HOW TO COMPLETE THIS TASK: Line by line, set down all the data below exactly, omitting any picture.

Dataset records:

BEGIN

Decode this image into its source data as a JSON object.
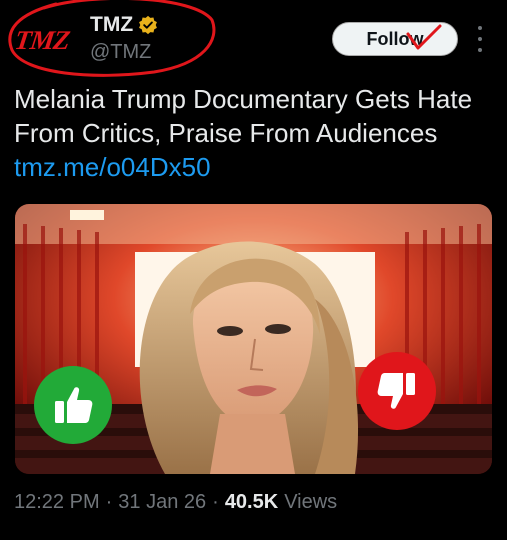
{
  "account": {
    "avatar_text": "TMZ",
    "display_name": "TMZ",
    "handle": "@TMZ",
    "verified": "gold-check"
  },
  "actions": {
    "follow_label": "Follow"
  },
  "tweet": {
    "text_line1": "Melania Trump Documentary Gets Hate",
    "text_line2": "From Critics, Praise From Audiences",
    "link": "tmz.me/o04Dx50"
  },
  "media": {
    "thumbs_up_icon": "thumbs-up-icon",
    "thumbs_down_icon": "thumbs-down-icon",
    "thumbs_up_color": "#22aa38",
    "thumbs_down_color": "#e0161b"
  },
  "meta": {
    "time": "12:22 PM",
    "separator": "·",
    "date": "31 Jan 26",
    "views_count": "40.5K",
    "views_label": "Views"
  },
  "colors": {
    "background": "#000000",
    "text": "#e7e9ea",
    "secondary": "#71767b",
    "link": "#1d9bf0",
    "annotation_red": "#e0161b"
  }
}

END

OUTPUT:
Decode this image into its source data as a JSON object.
{
  "account": {
    "avatar_text": "TMZ",
    "display_name": "TMZ",
    "handle": "@TMZ",
    "verified": "gold-check"
  },
  "actions": {
    "follow_label": "Follow"
  },
  "tweet": {
    "text_line1": "Melania Trump Documentary Gets Hate",
    "text_line2": "From Critics, Praise From Audiences",
    "link": "tmz.me/o04Dx50"
  },
  "media": {
    "thumbs_up_icon": "thumbs-up-icon",
    "thumbs_down_icon": "thumbs-down-icon",
    "thumbs_up_color": "#22aa38",
    "thumbs_down_color": "#e0161b"
  },
  "meta": {
    "time": "12:22 PM",
    "separator": "·",
    "date": "31 Jan 26",
    "views_count": "40.5K",
    "views_label": "Views"
  },
  "colors": {
    "background": "#000000",
    "text": "#e7e9ea",
    "secondary": "#71767b",
    "link": "#1d9bf0",
    "annotation_red": "#e0161b"
  }
}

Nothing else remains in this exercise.